The region can provide a sound financial footing for commuter rail and for buses.
From the Milwaukee Journal Sentinel
Rep. Gwen Moore is right – and she’s wrong. The Wisconsin Democrat is right in her concern for the Milwaukee County Transit System and the need to find a dedicated source of funding to pay for and improve the system. But she’s wrong to think that a proposed Kenosha-Racine-Milwaukee commuter rail line will necessarily hurt funding for buses.
The region needs both rail and buses, and the region can provide both as reasonable options for commuters and as economic development tools.
Moore and some others – Milwaukee County Board Chairman Lee Holloway among them – say that they support the commuter rail line but they want to first see Milwaukee County’s bus system put on a sound financial footing. Their concern is well-founded.
Because of severe financial challenges faced by the county, the system has seen fare hikes, service cuts or both in most recent years. And future budgets won’t be any easier; the system faces a $10 million shortfall next year.

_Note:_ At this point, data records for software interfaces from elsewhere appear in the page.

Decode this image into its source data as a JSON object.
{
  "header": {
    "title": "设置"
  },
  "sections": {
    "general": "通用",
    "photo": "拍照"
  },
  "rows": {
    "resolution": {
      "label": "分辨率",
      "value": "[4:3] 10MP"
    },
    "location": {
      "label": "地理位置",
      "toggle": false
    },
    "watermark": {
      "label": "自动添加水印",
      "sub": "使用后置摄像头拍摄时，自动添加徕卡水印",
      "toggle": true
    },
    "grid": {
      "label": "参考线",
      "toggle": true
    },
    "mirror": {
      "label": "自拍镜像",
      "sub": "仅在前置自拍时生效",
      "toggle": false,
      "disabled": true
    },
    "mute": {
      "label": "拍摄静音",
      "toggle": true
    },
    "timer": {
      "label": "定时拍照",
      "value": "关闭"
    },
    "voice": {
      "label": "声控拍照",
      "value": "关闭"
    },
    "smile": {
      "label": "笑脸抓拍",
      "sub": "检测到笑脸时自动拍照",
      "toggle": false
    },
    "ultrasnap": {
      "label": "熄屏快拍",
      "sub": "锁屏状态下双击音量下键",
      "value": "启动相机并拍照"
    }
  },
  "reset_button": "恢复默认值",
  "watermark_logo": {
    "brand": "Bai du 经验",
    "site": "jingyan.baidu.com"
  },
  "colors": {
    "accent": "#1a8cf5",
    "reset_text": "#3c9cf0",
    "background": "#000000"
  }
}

And although county residents supported a sales tax increase to fund buses in a non-binding referendum, legislators in Madison have yet to authorize such an increase for the county. Key figures such as Milwaukee County Executive Scott Walker – who has been in charge as the system has declined – oppose the increase. But others such as Milwaukee Mayor Tom Barrett, Milwaukee legislators and Gov. Jim Doyle also bear a strong measure of culpability for failing to find a way to create a regional transit authority that would provide adequate funding for rail and buses through a small increase in the sales tax.
That failure needs to be corrected. But none of that means that the KRM proposal should be punished because the Legislature and governor can’t agree on a funding source for buses. That’s what Moore tried to do recently when she sought to freeze federal action on the KRM.
Ideally, the KRM line would provide another transportation option for commuters in southeastern Wisconsin, along with improved bus service, expanded freeways and a fast rail line linking Chicago to Milwaukee to Madison. It could be a spur to economic development as well.
Moore acknowledged as much when she said “a new commuter line between Kenosha, Racine and Milwaukee will undoubtedly offer new benefits to our communities.” She should follow her own logic and start pushing for the line at the same time that she and others push for adequate funding for buses.
We can do better. We can do both.